Each record should be copied exactly, and none of them omitted.

=== DATASET RECORDS ===
***
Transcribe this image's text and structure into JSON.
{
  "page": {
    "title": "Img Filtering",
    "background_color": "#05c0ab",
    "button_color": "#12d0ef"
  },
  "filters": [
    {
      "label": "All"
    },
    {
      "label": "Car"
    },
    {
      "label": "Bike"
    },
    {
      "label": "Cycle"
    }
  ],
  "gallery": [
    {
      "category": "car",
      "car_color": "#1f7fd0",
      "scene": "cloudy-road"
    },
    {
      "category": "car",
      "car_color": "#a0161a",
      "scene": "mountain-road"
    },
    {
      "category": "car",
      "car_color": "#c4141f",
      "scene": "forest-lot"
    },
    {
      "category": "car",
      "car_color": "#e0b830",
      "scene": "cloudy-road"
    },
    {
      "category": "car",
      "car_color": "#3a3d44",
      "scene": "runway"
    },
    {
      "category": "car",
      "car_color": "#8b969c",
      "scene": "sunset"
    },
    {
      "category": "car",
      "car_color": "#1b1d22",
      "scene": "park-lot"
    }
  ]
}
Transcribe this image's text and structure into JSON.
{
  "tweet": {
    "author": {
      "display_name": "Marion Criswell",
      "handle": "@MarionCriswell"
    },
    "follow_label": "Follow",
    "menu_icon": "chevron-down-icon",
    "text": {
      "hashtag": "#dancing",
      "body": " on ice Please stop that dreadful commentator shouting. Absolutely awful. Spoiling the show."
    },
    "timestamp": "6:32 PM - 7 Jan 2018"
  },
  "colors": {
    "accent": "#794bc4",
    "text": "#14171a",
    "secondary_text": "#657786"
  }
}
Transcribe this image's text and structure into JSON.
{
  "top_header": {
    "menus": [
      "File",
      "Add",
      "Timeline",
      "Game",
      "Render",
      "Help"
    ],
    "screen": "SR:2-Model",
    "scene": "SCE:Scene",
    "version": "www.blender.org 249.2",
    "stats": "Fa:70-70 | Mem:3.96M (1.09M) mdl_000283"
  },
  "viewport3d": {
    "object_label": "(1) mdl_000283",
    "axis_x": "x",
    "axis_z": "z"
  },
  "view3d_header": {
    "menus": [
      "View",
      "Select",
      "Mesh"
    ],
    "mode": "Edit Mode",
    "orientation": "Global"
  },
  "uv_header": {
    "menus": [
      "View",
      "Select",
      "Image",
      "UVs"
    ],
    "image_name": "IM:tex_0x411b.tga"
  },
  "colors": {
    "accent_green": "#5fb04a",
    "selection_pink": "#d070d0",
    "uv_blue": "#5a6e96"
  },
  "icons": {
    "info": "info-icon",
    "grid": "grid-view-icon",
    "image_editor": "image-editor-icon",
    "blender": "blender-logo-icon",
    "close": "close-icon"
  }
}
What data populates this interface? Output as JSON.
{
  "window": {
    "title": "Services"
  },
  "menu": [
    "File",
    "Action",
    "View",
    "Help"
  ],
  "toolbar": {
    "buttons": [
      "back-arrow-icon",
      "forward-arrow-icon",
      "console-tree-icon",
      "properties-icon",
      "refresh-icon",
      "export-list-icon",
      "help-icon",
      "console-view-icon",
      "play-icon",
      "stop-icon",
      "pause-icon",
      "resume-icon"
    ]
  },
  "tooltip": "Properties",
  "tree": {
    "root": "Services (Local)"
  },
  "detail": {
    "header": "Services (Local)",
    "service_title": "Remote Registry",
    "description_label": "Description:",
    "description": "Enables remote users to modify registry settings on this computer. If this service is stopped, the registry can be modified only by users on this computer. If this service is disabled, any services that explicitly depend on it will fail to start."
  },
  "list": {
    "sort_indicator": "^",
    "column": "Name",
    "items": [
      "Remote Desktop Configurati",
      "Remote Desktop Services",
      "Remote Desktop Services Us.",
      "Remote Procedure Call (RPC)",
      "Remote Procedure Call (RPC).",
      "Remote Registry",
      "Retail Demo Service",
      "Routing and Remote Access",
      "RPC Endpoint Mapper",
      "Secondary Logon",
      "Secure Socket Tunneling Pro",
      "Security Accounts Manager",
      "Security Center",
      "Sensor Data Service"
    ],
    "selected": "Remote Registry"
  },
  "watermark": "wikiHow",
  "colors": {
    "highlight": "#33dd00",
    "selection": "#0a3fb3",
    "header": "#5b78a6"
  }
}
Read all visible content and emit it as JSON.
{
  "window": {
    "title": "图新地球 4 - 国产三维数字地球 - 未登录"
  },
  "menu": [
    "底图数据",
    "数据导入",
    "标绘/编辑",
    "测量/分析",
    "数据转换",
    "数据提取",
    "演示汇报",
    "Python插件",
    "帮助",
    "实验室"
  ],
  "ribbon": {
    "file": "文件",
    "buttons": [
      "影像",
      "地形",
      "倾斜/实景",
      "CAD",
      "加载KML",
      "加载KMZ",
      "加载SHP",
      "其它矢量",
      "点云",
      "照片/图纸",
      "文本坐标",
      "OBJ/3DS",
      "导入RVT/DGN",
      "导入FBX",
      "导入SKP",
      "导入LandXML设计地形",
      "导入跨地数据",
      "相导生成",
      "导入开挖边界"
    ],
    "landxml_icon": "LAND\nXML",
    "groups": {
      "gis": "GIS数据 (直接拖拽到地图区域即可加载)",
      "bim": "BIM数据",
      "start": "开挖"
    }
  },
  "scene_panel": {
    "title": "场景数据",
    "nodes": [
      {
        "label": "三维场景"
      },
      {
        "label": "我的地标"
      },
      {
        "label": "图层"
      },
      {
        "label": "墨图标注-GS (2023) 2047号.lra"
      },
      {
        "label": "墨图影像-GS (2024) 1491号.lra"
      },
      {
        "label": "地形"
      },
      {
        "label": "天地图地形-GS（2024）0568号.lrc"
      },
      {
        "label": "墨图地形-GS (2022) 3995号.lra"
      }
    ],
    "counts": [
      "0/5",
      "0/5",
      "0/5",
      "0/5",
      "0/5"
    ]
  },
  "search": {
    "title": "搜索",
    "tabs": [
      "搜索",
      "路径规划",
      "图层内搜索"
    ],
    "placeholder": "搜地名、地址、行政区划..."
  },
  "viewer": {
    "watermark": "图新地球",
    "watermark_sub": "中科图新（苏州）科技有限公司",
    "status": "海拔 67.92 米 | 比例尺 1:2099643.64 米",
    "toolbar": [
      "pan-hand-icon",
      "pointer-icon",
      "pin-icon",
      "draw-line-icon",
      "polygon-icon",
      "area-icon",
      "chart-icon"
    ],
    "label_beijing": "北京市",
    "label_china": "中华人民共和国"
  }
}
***
=== RESULT FOR THIS EXERCISE ===
Transcribe this image's text and structure into JSON.
{
  "page": {
    "title": "Img Filtering",
    "background_color": "#05c0ab",
    "button_color": "#12d0ef"
  },
  "filters": [
    {
      "label": "All"
    },
    {
      "label": "Car"
    },
    {
      "label": "Bike"
    },
    {
      "label": "Cycle"
    }
  ],
  "gallery": [
    {
      "category": "car",
      "car_color": "#1f7fd0",
      "scene": "cloudy-road"
    },
    {
      "category": "car",
      "car_color": "#a0161a",
      "scene": "mountain-road"
    },
    {
      "category": "car",
      "car_color": "#c4141f",
      "scene": "forest-lot"
    },
    {
      "category": "car",
      "car_color": "#e0b830",
      "scene": "cloudy-road"
    },
    {
      "category": "car",
      "car_color": "#3a3d44",
      "scene": "runway"
    },
    {
      "category": "car",
      "car_color": "#8b969c",
      "scene": "sunset"
    },
    {
      "category": "car",
      "car_color": "#1b1d22",
      "scene": "park-lot"
    }
  ]
}
Transcribe this image's text and structure into JSON.
{
  "tweet": {
    "author": {
      "display_name": "Marion Criswell",
      "handle": "@MarionCriswell"
    },
    "follow_label": "Follow",
    "menu_icon": "chevron-down-icon",
    "text": {
      "hashtag": "#dancing",
      "body": " on ice Please stop that dreadful commentator shouting. Absolutely awful. Spoiling the show."
    },
    "timestamp": "6:32 PM - 7 Jan 2018"
  },
  "colors": {
    "accent": "#794bc4",
    "text": "#14171a",
    "secondary_text": "#657786"
  }
}
Transcribe this image's text and structure into JSON.
{
  "top_header": {
    "menus": [
      "File",
      "Add",
      "Timeline",
      "Game",
      "Render",
      "Help"
    ],
    "screen": "SR:2-Model",
    "scene": "SCE:Scene",
    "version": "www.blender.org 249.2",
    "stats": "Fa:70-70 | Mem:3.96M (1.09M) mdl_000283"
  },
  "viewport3d": {
    "object_label": "(1) mdl_000283",
    "axis_x": "x",
    "axis_z": "z"
  },
  "view3d_header": {
    "menus": [
      "View",
      "Select",
      "Mesh"
    ],
    "mode": "Edit Mode",
    "orientation": "Global"
  },
  "uv_header": {
    "menus": [
      "View",
      "Select",
      "Image",
      "UVs"
    ],
    "image_name": "IM:tex_0x411b.tga"
  },
  "colors": {
    "accent_green": "#5fb04a",
    "selection_pink": "#d070d0",
    "uv_blue": "#5a6e96"
  },
  "icons": {
    "info": "info-icon",
    "grid": "grid-view-icon",
    "image_editor": "image-editor-icon",
    "blender": "blender-logo-icon",
    "close": "close-icon"
  }
}
What data populates this interface? Output as JSON.
{
  "window": {
    "title": "Services"
  },
  "menu": [
    "File",
    "Action",
    "View",
    "Help"
  ],
  "toolbar": {
    "buttons": [
      "back-arrow-icon",
      "forward-arrow-icon",
      "console-tree-icon",
      "properties-icon",
      "refresh-icon",
      "export-list-icon",
      "help-icon",
      "console-view-icon",
      "play-icon",
      "stop-icon",
      "pause-icon",
      "resume-icon"
    ]
  },
  "tooltip": "Properties",
  "tree": {
    "root": "Services (Local)"
  },
  "detail": {
    "header": "Services (Local)",
    "service_title": "Remote Registry",
    "description_label": "Description:",
    "description": "Enables remote users to modify registry settings on this computer. If this service is stopped, the registry can be modified only by users on this computer. If this service is disabled, any services that explicitly depend on it will fail to start."
  },
  "list": {
    "sort_indicator": "^",
    "column": "Name",
    "items": [
      "Remote Desktop Configurati",
      "Remote Desktop Services",
      "Remote Desktop Services Us.",
      "Remote Procedure Call (RPC)",
      "Remote Procedure Call (RPC).",
      "Remote Registry",
      "Retail Demo Service",
      "Routing and Remote Access",
      "RPC Endpoint Mapper",
      "Secondary Logon",
      "Secure Socket Tunneling Pro",
      "Security Accounts Manager",
      "Security Center",
      "Sensor Data Service"
    ],
    "selected": "Remote Registry"
  },
  "watermark": "wikiHow",
  "colors": {
    "highlight": "#33dd00",
    "selection": "#0a3fb3",
    "header": "#5b78a6"
  }
}
Read all visible content and emit it as JSON.
{
  "window": {
    "title": "图新地球 4 - 国产三维数字地球 - 未登录"
  },
  "menu": [
    "底图数据",
    "数据导入",
    "标绘/编辑",
    "测量/分析",
    "数据转换",
    "数据提取",
    "演示汇报",
    "Python插件",
    "帮助",
    "实验室"
  ],
  "ribbon": {
    "file": "文件",
    "buttons": [
      "影像",
      "地形",
      "倾斜/实景",
      "CAD",
      "加载KML",
      "加载KMZ",
      "加载SHP",
      "其它矢量",
      "点云",
      "照片/图纸",
      "文本坐标",
      "OBJ/3DS",
      "导入RVT/DGN",
      "导入FBX",
      "导入SKP",
      "导入LandXML设计地形",
      "导入跨地数据",
      "相导生成",
      "导入开挖边界"
    ],
    "landxml_icon": "LAND\nXML",
    "groups": {
      "gis": "GIS数据 (直接拖拽到地图区域即可加载)",
      "bim": "BIM数据",
      "start": "开挖"
    }
  },
  "scene_panel": {
    "title": "场景数据",
    "nodes": [
      {
        "label": "三维场景"
      },
      {
        "label": "我的地标"
      },
      {
        "label": "图层"
      },
      {
        "label": "墨图标注-GS (2023) 2047号.lra"
      },
      {
        "label": "墨图影像-GS (2024) 1491号.lra"
      },
      {
        "label": "地形"
      },
      {
        "label": "天地图地形-GS（2024）0568号.lrc"
      },
      {
        "label": "墨图地形-GS (2022) 3995号.lra"
      }
    ],
    "counts": [
      "0/5",
      "0/5",
      "0/5",
      "0/5",
      "0/5"
    ]
  },
  "search": {
    "title": "搜索",
    "tabs": [
      "搜索",
      "路径规划",
      "图层内搜索"
    ],
    "placeholder": "搜地名、地址、行政区划..."
  },
  "viewer": {
    "watermark": "图新地球",
    "watermark_sub": "中科图新（苏州）科技有限公司",
    "status": "海拔 67.92 米 | 比例尺 1:2099643.64 米",
    "toolbar": [
      "pan-hand-icon",
      "pointer-icon",
      "pin-icon",
      "draw-line-icon",
      "polygon-icon",
      "area-icon",
      "chart-icon"
    ],
    "label_beijing": "北京市",
    "label_china": "中华人民共和国"
  }
}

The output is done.